> Entries taken from a collection:

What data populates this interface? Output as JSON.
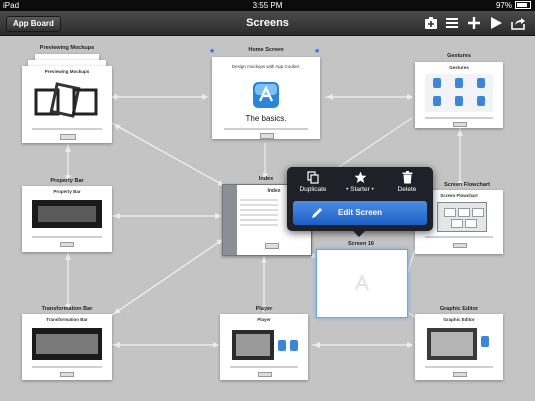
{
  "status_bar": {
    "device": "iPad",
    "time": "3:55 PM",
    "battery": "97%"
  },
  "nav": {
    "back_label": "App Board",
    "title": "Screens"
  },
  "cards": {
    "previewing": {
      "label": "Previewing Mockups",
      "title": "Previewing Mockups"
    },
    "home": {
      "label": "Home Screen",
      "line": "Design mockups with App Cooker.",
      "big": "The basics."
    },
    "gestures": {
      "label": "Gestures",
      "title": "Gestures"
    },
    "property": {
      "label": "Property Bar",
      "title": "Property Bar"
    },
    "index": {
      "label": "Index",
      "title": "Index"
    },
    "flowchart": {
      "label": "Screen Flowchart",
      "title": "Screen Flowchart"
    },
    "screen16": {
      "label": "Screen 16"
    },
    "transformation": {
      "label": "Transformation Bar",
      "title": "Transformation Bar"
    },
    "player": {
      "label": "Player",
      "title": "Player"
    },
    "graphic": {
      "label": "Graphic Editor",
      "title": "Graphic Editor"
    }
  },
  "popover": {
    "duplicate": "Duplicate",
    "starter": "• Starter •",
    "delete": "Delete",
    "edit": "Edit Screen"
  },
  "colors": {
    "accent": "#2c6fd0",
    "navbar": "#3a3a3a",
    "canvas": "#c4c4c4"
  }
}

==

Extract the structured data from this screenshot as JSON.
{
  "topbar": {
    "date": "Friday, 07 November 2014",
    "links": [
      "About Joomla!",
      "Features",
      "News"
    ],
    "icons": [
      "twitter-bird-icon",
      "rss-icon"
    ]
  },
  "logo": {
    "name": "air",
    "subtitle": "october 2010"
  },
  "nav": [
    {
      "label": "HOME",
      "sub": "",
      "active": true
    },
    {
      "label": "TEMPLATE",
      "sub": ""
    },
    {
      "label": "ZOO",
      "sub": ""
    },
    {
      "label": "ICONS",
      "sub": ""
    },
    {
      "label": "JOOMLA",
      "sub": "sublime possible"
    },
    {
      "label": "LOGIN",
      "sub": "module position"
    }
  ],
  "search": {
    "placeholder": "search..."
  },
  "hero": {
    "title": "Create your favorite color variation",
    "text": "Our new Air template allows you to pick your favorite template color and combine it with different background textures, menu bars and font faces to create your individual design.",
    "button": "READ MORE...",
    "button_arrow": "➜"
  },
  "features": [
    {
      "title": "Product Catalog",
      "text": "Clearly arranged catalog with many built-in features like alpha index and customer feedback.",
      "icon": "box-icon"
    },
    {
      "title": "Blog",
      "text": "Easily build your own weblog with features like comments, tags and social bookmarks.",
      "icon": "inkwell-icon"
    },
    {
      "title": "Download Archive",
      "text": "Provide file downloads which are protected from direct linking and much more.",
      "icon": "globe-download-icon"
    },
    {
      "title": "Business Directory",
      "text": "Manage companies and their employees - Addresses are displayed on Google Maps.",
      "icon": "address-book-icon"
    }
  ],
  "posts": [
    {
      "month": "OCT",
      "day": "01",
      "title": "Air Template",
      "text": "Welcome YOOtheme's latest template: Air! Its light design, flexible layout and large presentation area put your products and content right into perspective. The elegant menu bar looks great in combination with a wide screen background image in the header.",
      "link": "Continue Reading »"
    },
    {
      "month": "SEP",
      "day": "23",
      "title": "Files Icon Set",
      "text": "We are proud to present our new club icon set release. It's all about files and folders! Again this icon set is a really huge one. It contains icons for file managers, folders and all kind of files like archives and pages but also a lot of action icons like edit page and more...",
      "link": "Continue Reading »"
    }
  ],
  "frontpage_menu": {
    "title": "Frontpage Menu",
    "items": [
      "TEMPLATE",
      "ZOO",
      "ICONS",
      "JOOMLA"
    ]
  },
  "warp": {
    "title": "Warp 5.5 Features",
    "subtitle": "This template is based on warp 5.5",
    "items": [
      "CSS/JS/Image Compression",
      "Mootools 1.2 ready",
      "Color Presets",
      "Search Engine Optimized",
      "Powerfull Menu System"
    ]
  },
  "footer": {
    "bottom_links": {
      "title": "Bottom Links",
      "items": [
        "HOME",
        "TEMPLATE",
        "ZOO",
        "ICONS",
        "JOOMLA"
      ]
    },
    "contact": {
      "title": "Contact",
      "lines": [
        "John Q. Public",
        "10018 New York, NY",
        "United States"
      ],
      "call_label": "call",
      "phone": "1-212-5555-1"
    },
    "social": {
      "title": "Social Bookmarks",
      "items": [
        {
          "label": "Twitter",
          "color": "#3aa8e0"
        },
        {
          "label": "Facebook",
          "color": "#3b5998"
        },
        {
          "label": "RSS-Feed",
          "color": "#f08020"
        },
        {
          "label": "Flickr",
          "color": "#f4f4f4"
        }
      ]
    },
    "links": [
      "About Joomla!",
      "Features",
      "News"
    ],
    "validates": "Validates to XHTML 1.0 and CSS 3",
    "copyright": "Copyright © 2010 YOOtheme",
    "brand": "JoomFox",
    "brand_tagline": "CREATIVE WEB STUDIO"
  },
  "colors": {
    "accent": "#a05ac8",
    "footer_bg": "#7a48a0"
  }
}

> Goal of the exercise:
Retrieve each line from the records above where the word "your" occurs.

> Answer to this exercise:
    "title": "Create your favorite color variation",
    "text": "Our new Air template allows you to pick your favorite template color and combine it with different background textures, menu bars and font faces to create your individual design.",
      "text": "Easily build your own weblog with features like comments, tags and social bookmarks.",
      "text": "Welcome YOOtheme's latest template: Air! Its light design, flexible layout and large presentation area put your products and content right into perspective. The elegant menu bar looks great in combination with a wide screen background image in the header.",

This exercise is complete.